More than a job title: How to redefine yourself in the workplace 💁🏽♀️
Updated: Jun 11, 2022
I recently started rewatching Lovecraft Country, an HBO horror drama series, and one of my favorite episodes is titled “I Am.” It’s a powerful episode that highlights Hippolyta’s self-discovery journey. As I rewatched this chapter in the series, it resonated with me in a new way, especially after my recent journey of self-discovery.
In 2021, as I emerged with a newly minted master’s degree and the courage to quit my job, I ridded myself of the social media title that had defined me for the past seven years of my career. So often we allow our job titles to define who we are, but without one, I found myself having to rewrite my bio and redefine who I was professionally. So how does one break free of their job title (without quitting their job) and redefine themselves in the workplace? Glad you asked, and if you didn’t, I hope you keep reading anyway 😉.
1. Have a hobby
Oftentimes, when we meet new people, they ask “so what do you do?” as if our job title will give them a good sense of who we are; however people are so much more than what they do from 9 a.m. to 5 p.m., Monday through Friday. CTA: The next time someone asks what you do, resist the urge to define yourself based on your job title. Instead, share with them your hobby.
2. Name your passion
Instead of trying to get to know someone by asking them what they do, ask them what they are passionate about. This will tell you way more about a person than simply knowing what they “do” at their job. Knowing someone’s passion tells you what keeps that person wanting to live each day, and that my friend, is way more important than any job you will ever have.
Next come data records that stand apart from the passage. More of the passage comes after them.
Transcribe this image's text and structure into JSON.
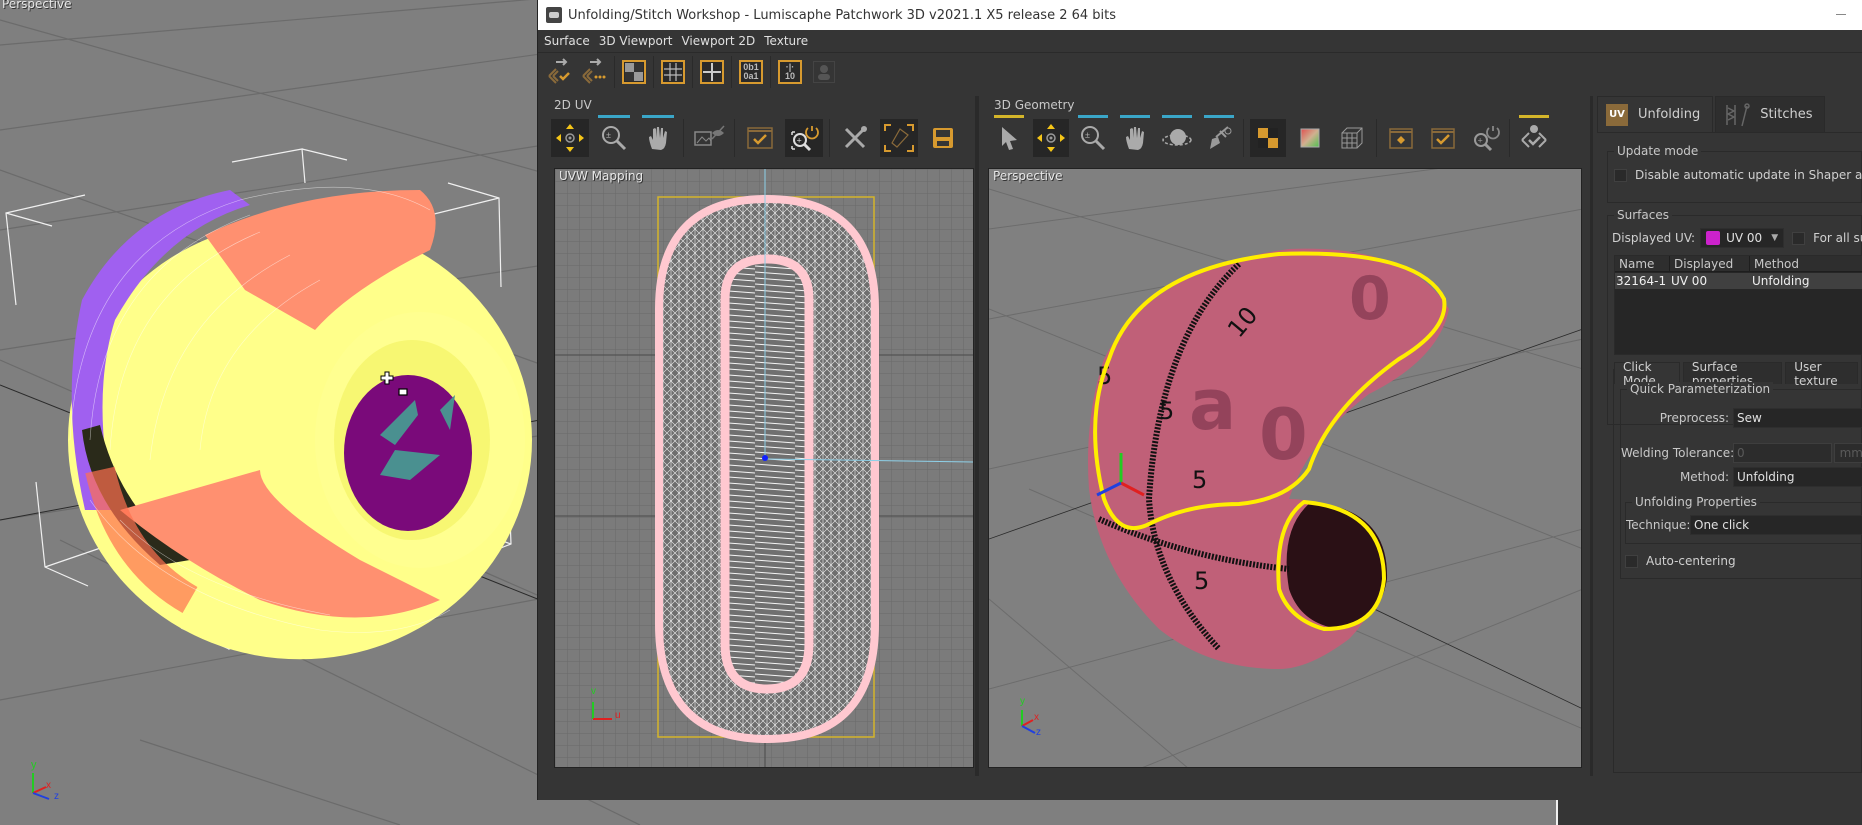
{
  "background_viewport": {
    "label": "Perspective",
    "axes": {
      "y": "y",
      "x": "x",
      "z": "z"
    }
  },
  "window": {
    "title": "Unfolding/Stitch Workshop - Lumiscaphe Patchwork 3D v2021.1 X5 release 2 64 bits",
    "minimize_icon": "minimize-icon"
  },
  "menubar": {
    "items": [
      "Surface",
      "3D Viewport",
      "Viewport 2D",
      "Texture"
    ]
  },
  "main_toolbar": {
    "buttons": [
      {
        "icon": "unfold-validate-icon"
      },
      {
        "icon": "unfold-pending-icon"
      },
      {
        "icon": "checker-texture-icon"
      },
      {
        "icon": "grid-icon"
      },
      {
        "icon": "crosshair-icon"
      },
      {
        "icon": "binary-label-icon",
        "text_top": "0b1",
        "text_bottom": "0a1"
      },
      {
        "icon": "ruler-label-icon",
        "text_top": "·|·",
        "text_bottom": "10"
      },
      {
        "icon": "user-icon"
      }
    ]
  },
  "uv_panel": {
    "title": "2D UV",
    "tools": [
      {
        "icon": "move-icon",
        "active": true
      },
      {
        "icon": "zoom-plus-minus-icon",
        "indicator": "blue"
      },
      {
        "icon": "pan-hand-icon",
        "indicator": "blue"
      },
      {
        "icon": "image-visibility-icon"
      },
      {
        "icon": "fit-selection-icon"
      },
      {
        "icon": "auto-zoom-icon",
        "active": true
      },
      {
        "icon": "tools-icon"
      },
      {
        "icon": "frame-uv-icon",
        "active": true
      },
      {
        "icon": "save-icon"
      }
    ],
    "viewport_label": "UVW Mapping",
    "axes": {
      "v": "v",
      "u": "u"
    }
  },
  "geometry_panel": {
    "title": "3D Geometry",
    "tools": [
      {
        "icon": "select-arrow-icon",
        "indicator": "yellow"
      },
      {
        "icon": "move-icon",
        "active": true
      },
      {
        "icon": "zoom-plus-minus-icon",
        "indicator": "blue"
      },
      {
        "icon": "pan-hand-icon",
        "indicator": "blue"
      },
      {
        "icon": "orbit-icon",
        "indicator": "blue"
      },
      {
        "icon": "pick-tool-icon",
        "indicator": "blue"
      },
      {
        "icon": "checker-material-icon",
        "active": true
      },
      {
        "icon": "gradient-material-icon"
      },
      {
        "icon": "wire-cube-icon"
      },
      {
        "icon": "fit-all-icon"
      },
      {
        "icon": "fit-selection-icon"
      },
      {
        "icon": "auto-zoom-icon"
      },
      {
        "icon": "stitch-validate-icon",
        "indicator": "yellow"
      }
    ],
    "viewport_label": "Perspective",
    "axes": {
      "y": "y",
      "x": "x",
      "z": "z"
    }
  },
  "side_panel": {
    "tabs": [
      {
        "label": "Unfolding",
        "badge": "UV",
        "active": true
      },
      {
        "label": "Stitches",
        "active": false
      }
    ],
    "update_mode": {
      "label": "Update mode",
      "disable_auto_update": {
        "label": "Disable automatic update in Shaper and Matter",
        "checked": false
      }
    },
    "surfaces": {
      "label": "Surfaces",
      "displayed_uv_label": "Displayed UV:",
      "displayed_uv_value": "UV 00",
      "for_all_surfaces": {
        "label": "For all surfaces",
        "checked": false
      },
      "table": {
        "columns": [
          "Name",
          "Displayed UV",
          "Method"
        ],
        "rows": [
          [
            "32164-1",
            "UV 00",
            "Unfolding"
          ]
        ]
      }
    },
    "sub_tabs": [
      {
        "label": "Click Mode",
        "active": true
      },
      {
        "label": "Surface properties",
        "active": false
      },
      {
        "label": "User texture",
        "active": false
      }
    ],
    "quick_param": {
      "label": "Quick Parameterization",
      "preprocess_label": "Preprocess:",
      "preprocess_value": "Sew",
      "welding_label": "Welding Tolerance:",
      "welding_value": "0",
      "welding_unit": "mm",
      "method_label": "Method:",
      "method_value": "Unfolding",
      "unfolding_props_label": "Unfolding Properties",
      "technique_label": "Technique:",
      "technique_value": "One click",
      "auto_centering": {
        "label": "Auto-centering",
        "checked": false
      }
    }
  },
  "colors": {
    "accent_orange": "#d79a2f",
    "indicator_blue": "#3aa6c8",
    "indicator_yellow": "#d4b52a",
    "selection_yellow": "#ffee00",
    "uv_pink": "#ffc8d0",
    "mesh_pink": "#c06078"
  }
}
3. Know your skillset
Many of us do something very specific on the job, and we can easily find ourselves placed in a box labeled with our job title. I vividly remember the feeling of panic closing in on me as I sat in my graduate advisor’s office, concerned that I’d been placed in a professional box labeled “social media.” Although that’s what I did 9-5, my communication skills were more expansive than that. And now, with my master of education degree, I wasn’t sure how to remove that label. What helped me break out of that box was redefining myself as a communications strategist with many tools in my toolbox -- social media was just one of them, and now I was adding a new degree. CTA: Rip your job title label off your box, take inventory of your skillset, and redefine yourself in a way that encompasses all the skills you have in your toolbox.
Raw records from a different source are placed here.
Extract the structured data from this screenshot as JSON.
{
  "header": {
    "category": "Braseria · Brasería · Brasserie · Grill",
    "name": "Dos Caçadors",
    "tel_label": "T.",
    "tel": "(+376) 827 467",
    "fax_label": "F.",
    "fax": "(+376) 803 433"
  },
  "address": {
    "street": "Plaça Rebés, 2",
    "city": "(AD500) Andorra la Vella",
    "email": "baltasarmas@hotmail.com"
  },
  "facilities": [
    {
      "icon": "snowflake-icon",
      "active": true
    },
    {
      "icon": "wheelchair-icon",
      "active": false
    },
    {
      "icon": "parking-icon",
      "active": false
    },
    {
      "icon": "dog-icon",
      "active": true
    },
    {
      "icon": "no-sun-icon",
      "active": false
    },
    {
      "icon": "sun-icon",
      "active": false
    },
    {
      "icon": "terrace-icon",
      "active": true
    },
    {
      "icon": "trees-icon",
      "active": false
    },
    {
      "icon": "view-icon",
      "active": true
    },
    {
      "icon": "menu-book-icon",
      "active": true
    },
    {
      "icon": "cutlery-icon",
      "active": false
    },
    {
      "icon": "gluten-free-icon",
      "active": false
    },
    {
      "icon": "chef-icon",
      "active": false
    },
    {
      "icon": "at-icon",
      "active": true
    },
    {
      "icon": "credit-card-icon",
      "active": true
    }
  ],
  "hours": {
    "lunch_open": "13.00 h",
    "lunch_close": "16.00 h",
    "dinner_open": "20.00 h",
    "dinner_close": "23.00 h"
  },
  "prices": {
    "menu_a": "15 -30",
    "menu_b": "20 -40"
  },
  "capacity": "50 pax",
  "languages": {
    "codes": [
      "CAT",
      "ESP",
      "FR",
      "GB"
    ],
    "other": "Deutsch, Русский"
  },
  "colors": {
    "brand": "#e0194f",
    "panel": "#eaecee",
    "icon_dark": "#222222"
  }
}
4. Have an imagination
When you were a child, what did you want to be when you grew up? Are you the person who you envisioned as a child? Why or why not? I ask these questions because part of having imagination is being honest with yourself regarding what it is you want. Many of us have allowed ourselves or the world to shrink our imaginations, especially when it comes to our professional identities. I can’t tell you how many jobs I didn’t apply to because I did not have the imagination to envision myself in the role.
Professionally, I used to label myself as a social media expert but I am so much more. I AM a communications strategist, Black storyteller and community builder ✊🏽. CTA: Don’t allow your setbacks or society to shrink your ambition. Challenge yourself to expand your imagination beyond your current job title and boldly proclaim who you are and who you want to be.
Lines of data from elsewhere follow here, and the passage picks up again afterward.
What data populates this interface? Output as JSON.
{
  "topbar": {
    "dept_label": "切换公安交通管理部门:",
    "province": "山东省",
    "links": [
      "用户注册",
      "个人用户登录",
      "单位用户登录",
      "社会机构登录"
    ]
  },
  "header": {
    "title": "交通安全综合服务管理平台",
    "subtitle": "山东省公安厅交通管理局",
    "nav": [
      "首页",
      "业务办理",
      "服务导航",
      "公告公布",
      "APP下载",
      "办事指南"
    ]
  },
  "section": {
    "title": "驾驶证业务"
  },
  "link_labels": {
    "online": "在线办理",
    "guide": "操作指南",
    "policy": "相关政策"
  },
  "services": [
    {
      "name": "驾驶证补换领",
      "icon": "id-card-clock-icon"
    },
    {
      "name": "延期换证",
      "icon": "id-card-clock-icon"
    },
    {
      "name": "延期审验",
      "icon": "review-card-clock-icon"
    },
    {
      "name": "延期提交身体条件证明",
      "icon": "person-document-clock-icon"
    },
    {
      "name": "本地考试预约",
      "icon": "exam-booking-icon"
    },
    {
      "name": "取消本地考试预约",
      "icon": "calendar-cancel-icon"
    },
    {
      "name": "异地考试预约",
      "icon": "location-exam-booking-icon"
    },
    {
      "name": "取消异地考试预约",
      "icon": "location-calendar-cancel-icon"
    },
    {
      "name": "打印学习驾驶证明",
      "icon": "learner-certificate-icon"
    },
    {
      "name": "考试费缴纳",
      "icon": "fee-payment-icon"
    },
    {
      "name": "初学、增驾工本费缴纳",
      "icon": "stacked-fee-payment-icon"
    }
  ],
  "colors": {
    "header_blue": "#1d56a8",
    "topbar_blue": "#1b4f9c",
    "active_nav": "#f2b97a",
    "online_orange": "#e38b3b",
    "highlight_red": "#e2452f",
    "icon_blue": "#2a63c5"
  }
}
5. Establish a brand separate from your organization
When I first started working at the University of Texas (UT) at Austin, I drank their burnt orange Kool-aid from a fire hose. I created a professional Twitter account branded with everything UT, but soon found myself getting lost in the sauce of UT’s brand. I was such a dynamic individual, but my followers wouldn’t know that based on my account. All they saw was a UT employee. Thank God I had a partner that noticed how my own identity was being swallowed up by UT’s brand, and I’m grateful that he had the foresight to pull me out of UT’s powerful trance. I share my story because it is a common one in the workplace. Oftentimes we allow our job titles to define us, to the point that we no longer have an identity outside of the workplace. That’s why it is so important to create an identity that encompasses our whole selves.
I recently had a client who realized after 25 years of working at UT, her work and achievements weren’t contributed to her, but to the university. She came to TwoWards Solutions, wanting to reclaim her identity as a professional, and create a personal brand separate from her workplace. If you’ve noticed you have fallen into a similar identity trap, come holla at me. TwoWards Solutions specializes in helping professionals build a personal brand beyond their job title 😉.